Dr. Tyson being wise, but I really do enjoy him most when he’s just straight giddy about space-time.
I enjoyed how the writer articulated this idea: brilliant successes are produced by traits that mirror some symptoms of psychiatric disorders. However, she argues cognitive control is the functional ingredient. I would have just called it wisdom. Wisdom includes: judgement aided by experience, emotional regulation and self discipline among other requisite nuances.
“If we could identify a gene for creativity, let’s call it the “creativity gene”, you would be hard pressed to find very many people who would consider it a “negative gene” or a hazard to possess or carry. But what if, purely hypothetically, we could identify a gene for Schizophrenia? Or Bipolar Disorder? Or Depressive Disorder? Or ADHD? Would you select for those traits if you could genetically engineer your offspring at will? If you wanted to give birth to a creative child, the answer should be yes.

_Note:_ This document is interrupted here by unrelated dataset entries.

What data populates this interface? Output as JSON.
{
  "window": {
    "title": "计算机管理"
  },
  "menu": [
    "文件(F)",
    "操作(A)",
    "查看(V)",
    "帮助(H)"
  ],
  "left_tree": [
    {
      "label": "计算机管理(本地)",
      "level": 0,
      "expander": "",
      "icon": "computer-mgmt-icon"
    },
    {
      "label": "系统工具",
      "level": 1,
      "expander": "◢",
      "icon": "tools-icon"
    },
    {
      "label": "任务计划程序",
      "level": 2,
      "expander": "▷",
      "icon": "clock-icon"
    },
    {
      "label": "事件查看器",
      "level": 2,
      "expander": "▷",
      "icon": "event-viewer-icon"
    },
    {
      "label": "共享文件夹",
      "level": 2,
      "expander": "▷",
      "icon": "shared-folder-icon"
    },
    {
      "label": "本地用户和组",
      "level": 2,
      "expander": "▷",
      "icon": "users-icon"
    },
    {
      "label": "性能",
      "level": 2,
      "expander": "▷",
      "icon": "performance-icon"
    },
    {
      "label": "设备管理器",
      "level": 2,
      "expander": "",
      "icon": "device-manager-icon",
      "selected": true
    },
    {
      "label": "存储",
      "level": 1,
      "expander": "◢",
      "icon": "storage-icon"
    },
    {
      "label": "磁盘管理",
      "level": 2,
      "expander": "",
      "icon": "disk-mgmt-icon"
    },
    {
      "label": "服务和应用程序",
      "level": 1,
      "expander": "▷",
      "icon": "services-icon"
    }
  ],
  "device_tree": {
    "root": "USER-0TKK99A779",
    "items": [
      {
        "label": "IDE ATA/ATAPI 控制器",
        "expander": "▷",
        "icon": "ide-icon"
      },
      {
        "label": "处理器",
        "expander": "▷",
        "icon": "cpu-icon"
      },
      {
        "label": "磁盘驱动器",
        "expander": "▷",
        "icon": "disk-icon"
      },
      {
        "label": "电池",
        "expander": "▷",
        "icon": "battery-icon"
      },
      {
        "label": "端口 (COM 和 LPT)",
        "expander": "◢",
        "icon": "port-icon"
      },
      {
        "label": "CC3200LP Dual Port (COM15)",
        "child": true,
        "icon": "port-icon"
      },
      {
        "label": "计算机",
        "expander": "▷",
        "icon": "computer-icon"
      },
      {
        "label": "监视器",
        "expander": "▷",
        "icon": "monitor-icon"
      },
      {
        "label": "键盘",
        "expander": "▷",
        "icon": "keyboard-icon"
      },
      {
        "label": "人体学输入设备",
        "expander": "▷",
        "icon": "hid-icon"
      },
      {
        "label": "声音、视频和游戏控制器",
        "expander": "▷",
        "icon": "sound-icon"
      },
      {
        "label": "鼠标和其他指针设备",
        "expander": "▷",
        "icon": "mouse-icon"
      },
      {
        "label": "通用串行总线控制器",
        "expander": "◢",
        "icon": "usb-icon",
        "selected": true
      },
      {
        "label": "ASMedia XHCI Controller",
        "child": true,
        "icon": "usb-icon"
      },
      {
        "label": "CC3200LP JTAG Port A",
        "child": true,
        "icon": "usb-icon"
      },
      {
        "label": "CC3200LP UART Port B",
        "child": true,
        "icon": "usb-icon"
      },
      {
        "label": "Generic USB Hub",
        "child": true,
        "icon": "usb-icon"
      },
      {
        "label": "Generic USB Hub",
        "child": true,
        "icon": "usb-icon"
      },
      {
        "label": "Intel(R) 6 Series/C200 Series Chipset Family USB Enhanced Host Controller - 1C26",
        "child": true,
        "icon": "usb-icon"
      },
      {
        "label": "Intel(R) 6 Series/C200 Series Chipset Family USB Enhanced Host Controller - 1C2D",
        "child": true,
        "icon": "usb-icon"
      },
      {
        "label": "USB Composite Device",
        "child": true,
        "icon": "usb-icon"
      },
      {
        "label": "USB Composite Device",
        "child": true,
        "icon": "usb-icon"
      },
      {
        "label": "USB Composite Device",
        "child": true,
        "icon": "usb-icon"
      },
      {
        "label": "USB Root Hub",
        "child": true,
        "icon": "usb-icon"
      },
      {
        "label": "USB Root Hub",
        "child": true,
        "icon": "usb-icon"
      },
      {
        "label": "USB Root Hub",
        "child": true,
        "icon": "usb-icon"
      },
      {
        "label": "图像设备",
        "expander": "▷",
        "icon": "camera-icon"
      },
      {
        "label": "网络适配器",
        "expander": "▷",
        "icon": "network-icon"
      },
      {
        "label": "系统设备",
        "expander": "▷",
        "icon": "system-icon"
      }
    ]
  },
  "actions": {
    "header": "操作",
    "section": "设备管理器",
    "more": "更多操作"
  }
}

The very traits that make someone creative, passionate, and likely to achieve a high degree of success in their domain, are the same traits that define psychological disorders such as Bipolar Disorder, Schizophrenia, and ADHD. So what is the difference between creativity and psychopathology? Where do we draw the line between functional excess of extreme traits and the point at which they define a psychological disorder? Is there a discriminating characteristic that separates these two groups? Yes, there is, and it’s called cognitive control, or high executive function. We’ll discuss this more in a bit.”
Anyone who knows a thing or two about biology knows that stem cells have tremendous potential in medicine: anything from repairing and replenishing heart cells after an attack to replacing nerve cells that are progressively lost in the brain of a person with Parkinson’s. One of the big challenges of using stem cells as a therapy is coaxing them to grow into the specific type of tissue that is required. In the body this happens thanks to precise chemical and physical signals, not all of which are yet understood or characterised. Using chemicals to direct the fate of stem cells has worked in laboratories, but the outcomes are not always safe or predictable. Now, a team from Northwestern University in the US thinks it has a solution. They say that they can direct the developmental fate of stem cells using only physical cues, by adapting a well-known technique that traces three-dimensional microscopic shapes and reconstructs them on flat surfaces. The process is called scanning probe lithography. (via How nanotechnology is shaping stem cell research | Nanotechnology world | guardian.co.uk)